* _Source data_:
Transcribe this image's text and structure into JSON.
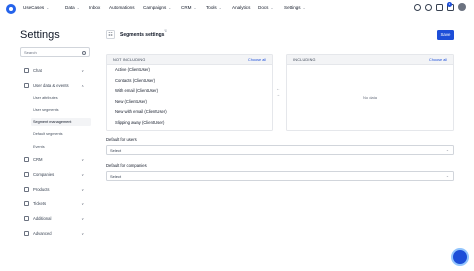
{
  "topnav": {
    "items": [
      {
        "label": "UseCases",
        "dropdown": true
      },
      {
        "label": "Data",
        "dropdown": true
      },
      {
        "label": "Inbox",
        "dropdown": false
      },
      {
        "label": "Automations",
        "dropdown": false
      },
      {
        "label": "Campaigns",
        "dropdown": true
      },
      {
        "label": "CRM",
        "dropdown": true
      },
      {
        "label": "Tools",
        "dropdown": true
      },
      {
        "label": "Analytics",
        "dropdown": false
      },
      {
        "label": "Docs",
        "dropdown": true
      },
      {
        "label": "Settings",
        "dropdown": true
      }
    ],
    "notification_count": "1",
    "icons": [
      "search-icon",
      "help-icon",
      "notes-icon",
      "bell-icon"
    ]
  },
  "sidebar": {
    "title": "Settings",
    "search_placeholder": "Search",
    "items": [
      {
        "label": "Chat",
        "icon": "chat-icon",
        "chevron": "∨"
      },
      {
        "label": "User data & events",
        "icon": "user-data-icon",
        "chevron": "∧"
      },
      {
        "label": "CRM",
        "icon": "crm-icon",
        "chevron": "∨"
      },
      {
        "label": "Companies",
        "icon": "companies-icon",
        "chevron": "∨"
      },
      {
        "label": "Products",
        "icon": "products-icon",
        "chevron": "∨"
      },
      {
        "label": "Tickets",
        "icon": "tickets-icon",
        "chevron": "∨"
      },
      {
        "label": "Additional",
        "icon": "additional-icon",
        "chevron": "∨"
      },
      {
        "label": "Advanced",
        "icon": "advanced-icon",
        "chevron": "∨"
      }
    ],
    "subitems": [
      {
        "label": "User attributes",
        "active": false
      },
      {
        "label": "User segments",
        "active": false
      },
      {
        "label": "Segment management",
        "active": true
      },
      {
        "label": "Default segments",
        "active": false
      },
      {
        "label": "Events",
        "active": false
      }
    ]
  },
  "main": {
    "title": "Segments settings",
    "save_label": "Save",
    "not_including": {
      "header": "NOT INCLUDING",
      "choose_all": "Choose all",
      "rows": [
        "Active (ClientUser)",
        "Contacts (ClientUser)",
        "With email (ClientUser)",
        "New (ClientUser)",
        "New with email (ClientUser)",
        "Slipping away (ClientUser)"
      ]
    },
    "including": {
      "header": "INCLUDING",
      "choose_all": "Choose all",
      "empty_text": "No data"
    },
    "default_users_label": "Default for users",
    "default_users_value": "Select",
    "default_companies_label": "Default for companies",
    "default_companies_value": "Select"
  },
  "colors": {
    "accent": "#1d4ed8",
    "panel_header_bg": "#f3f4f6"
  }
}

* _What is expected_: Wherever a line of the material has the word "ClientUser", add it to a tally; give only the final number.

* _Response to the task_: 6